=== Section Start ===
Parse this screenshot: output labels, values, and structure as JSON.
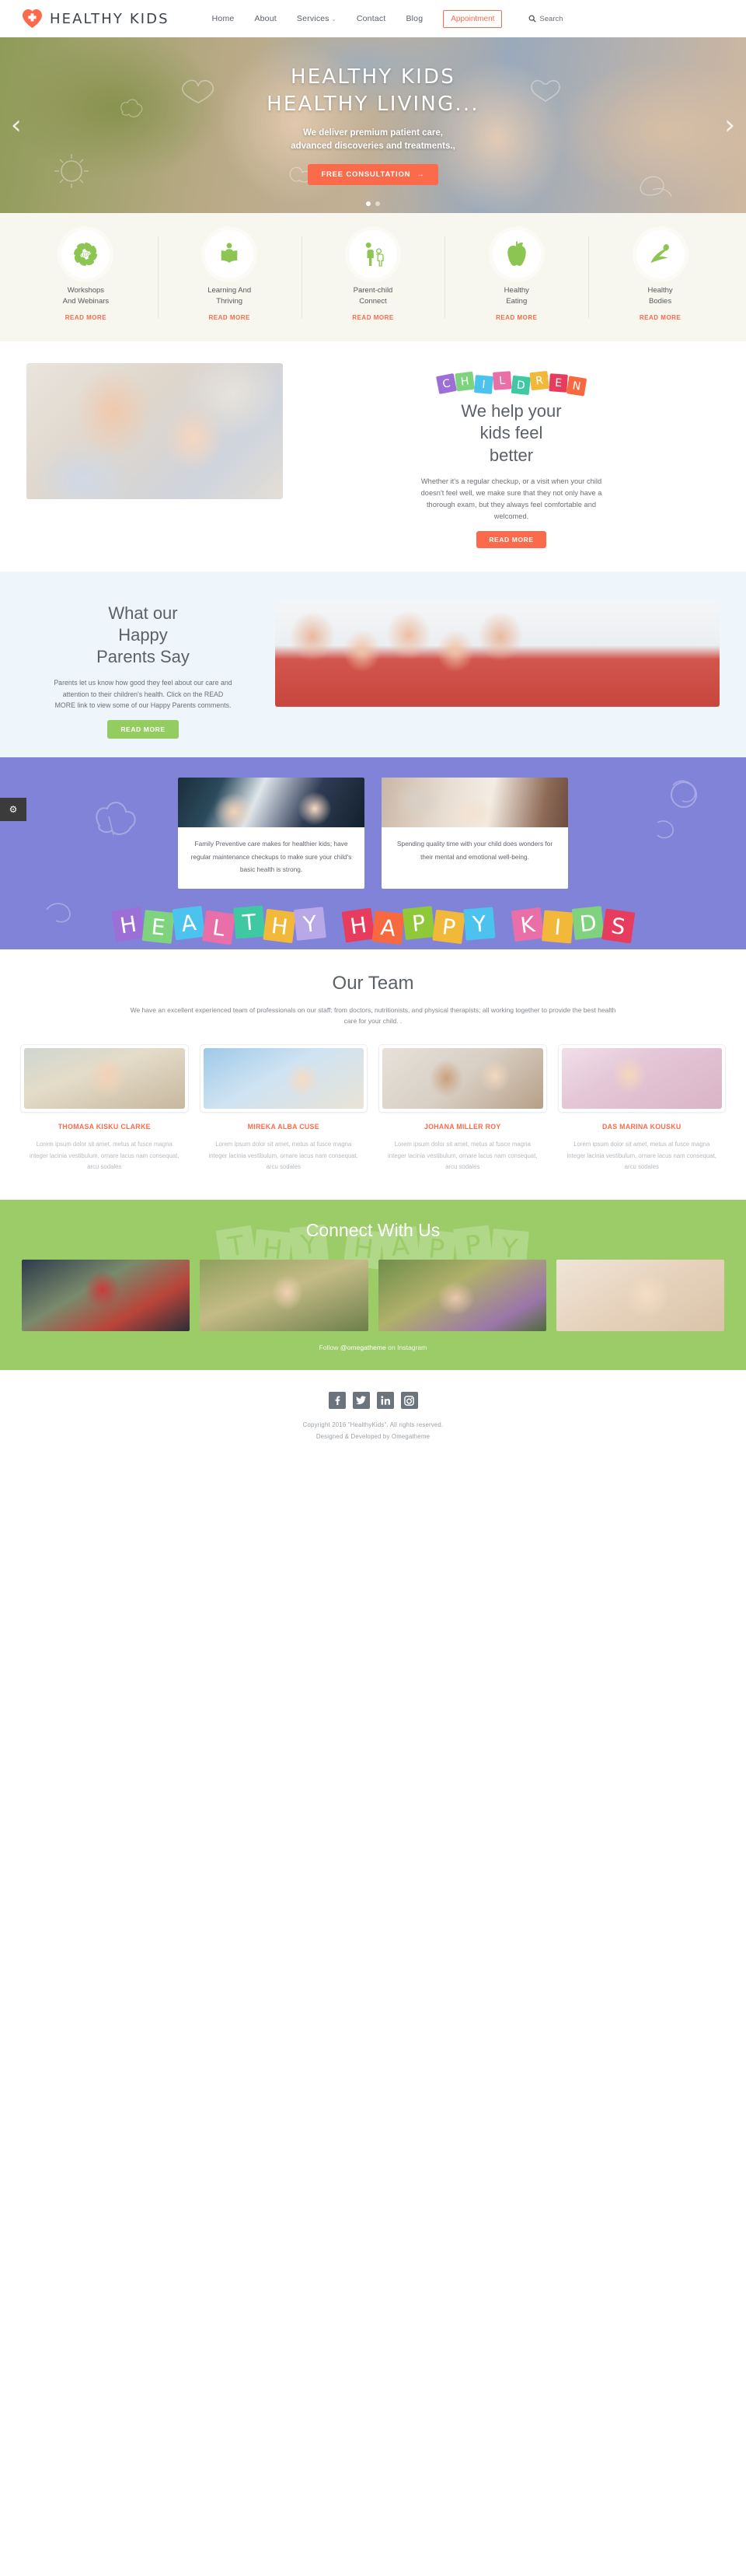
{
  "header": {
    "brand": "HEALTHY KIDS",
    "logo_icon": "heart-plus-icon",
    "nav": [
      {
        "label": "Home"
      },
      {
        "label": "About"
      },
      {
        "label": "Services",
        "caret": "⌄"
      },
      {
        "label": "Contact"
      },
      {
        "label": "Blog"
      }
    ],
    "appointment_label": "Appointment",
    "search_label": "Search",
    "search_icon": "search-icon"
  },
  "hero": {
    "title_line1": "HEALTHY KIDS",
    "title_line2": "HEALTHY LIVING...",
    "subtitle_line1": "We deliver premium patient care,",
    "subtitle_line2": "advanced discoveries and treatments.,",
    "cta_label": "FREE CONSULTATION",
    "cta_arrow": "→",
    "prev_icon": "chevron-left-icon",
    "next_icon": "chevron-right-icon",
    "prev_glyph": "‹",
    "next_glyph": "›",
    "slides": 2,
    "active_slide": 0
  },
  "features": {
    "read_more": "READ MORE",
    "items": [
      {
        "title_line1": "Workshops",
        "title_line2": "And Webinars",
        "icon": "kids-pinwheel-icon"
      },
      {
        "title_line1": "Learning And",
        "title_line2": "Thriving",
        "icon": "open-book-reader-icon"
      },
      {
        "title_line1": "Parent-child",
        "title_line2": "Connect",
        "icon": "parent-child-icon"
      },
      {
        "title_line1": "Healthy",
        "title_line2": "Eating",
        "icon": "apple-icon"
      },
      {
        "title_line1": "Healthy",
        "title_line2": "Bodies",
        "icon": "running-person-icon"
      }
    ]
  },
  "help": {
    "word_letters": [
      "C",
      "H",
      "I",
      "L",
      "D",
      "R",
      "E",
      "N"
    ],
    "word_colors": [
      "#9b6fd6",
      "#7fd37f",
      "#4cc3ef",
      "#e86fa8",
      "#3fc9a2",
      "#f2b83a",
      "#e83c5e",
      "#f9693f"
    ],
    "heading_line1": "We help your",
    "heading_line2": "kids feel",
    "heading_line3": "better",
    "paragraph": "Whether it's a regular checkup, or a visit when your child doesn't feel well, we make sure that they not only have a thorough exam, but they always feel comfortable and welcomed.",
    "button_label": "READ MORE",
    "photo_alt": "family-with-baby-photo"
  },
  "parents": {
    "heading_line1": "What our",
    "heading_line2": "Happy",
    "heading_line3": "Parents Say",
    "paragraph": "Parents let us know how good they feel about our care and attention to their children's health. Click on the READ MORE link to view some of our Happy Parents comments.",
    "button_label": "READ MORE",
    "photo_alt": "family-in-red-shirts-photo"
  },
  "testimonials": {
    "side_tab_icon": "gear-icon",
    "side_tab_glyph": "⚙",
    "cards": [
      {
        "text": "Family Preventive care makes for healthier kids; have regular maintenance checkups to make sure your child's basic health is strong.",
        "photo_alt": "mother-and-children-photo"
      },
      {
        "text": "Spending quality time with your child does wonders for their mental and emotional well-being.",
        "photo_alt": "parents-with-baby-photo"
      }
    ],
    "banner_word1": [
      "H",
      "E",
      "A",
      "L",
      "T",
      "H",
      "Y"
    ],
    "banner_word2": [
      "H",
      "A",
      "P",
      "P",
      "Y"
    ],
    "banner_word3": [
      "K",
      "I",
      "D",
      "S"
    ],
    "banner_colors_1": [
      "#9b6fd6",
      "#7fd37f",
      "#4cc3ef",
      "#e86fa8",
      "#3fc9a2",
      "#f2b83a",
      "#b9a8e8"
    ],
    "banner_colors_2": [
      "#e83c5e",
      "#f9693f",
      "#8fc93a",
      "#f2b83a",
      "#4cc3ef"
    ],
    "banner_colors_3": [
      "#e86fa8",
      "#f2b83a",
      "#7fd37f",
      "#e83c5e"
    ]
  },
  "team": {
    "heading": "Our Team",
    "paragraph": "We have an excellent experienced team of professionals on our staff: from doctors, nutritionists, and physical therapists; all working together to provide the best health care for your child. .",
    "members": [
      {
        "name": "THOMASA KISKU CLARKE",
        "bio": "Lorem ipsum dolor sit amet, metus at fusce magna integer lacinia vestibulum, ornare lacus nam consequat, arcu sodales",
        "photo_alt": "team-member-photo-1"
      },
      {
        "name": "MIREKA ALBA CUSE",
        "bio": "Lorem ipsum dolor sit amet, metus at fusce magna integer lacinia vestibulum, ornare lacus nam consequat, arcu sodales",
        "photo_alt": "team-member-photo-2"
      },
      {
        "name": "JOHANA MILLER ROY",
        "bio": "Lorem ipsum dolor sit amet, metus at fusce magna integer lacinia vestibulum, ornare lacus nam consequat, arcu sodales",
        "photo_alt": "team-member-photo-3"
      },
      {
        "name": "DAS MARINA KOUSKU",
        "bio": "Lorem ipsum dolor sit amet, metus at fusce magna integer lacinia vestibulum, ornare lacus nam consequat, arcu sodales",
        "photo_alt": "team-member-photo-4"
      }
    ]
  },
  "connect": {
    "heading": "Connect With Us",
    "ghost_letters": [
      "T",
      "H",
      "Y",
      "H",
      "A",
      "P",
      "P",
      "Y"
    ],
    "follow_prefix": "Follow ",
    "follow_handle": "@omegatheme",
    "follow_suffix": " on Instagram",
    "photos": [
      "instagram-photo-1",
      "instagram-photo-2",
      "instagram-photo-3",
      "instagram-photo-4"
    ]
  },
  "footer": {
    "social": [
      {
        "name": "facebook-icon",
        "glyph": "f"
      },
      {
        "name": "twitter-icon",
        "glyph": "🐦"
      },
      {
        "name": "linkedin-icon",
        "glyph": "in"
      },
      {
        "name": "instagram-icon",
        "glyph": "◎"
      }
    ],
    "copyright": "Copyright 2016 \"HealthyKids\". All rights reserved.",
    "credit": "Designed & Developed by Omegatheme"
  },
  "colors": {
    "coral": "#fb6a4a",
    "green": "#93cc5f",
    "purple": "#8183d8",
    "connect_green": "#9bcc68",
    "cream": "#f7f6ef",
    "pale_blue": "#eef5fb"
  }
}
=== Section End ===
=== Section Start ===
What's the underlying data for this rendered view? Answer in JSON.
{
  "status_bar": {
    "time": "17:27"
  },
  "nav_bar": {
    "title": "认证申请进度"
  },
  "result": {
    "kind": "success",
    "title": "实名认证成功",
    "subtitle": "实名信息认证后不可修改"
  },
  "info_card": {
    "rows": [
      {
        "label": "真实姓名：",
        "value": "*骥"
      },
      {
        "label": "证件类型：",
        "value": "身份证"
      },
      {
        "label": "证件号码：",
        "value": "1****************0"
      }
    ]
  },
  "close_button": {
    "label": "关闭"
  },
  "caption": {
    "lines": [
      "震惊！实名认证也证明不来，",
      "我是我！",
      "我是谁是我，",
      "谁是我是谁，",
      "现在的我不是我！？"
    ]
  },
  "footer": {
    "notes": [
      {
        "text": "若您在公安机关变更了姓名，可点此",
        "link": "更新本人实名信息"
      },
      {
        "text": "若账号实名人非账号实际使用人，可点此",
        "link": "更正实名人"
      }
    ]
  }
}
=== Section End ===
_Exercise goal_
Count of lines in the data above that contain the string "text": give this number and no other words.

_Answer area_
4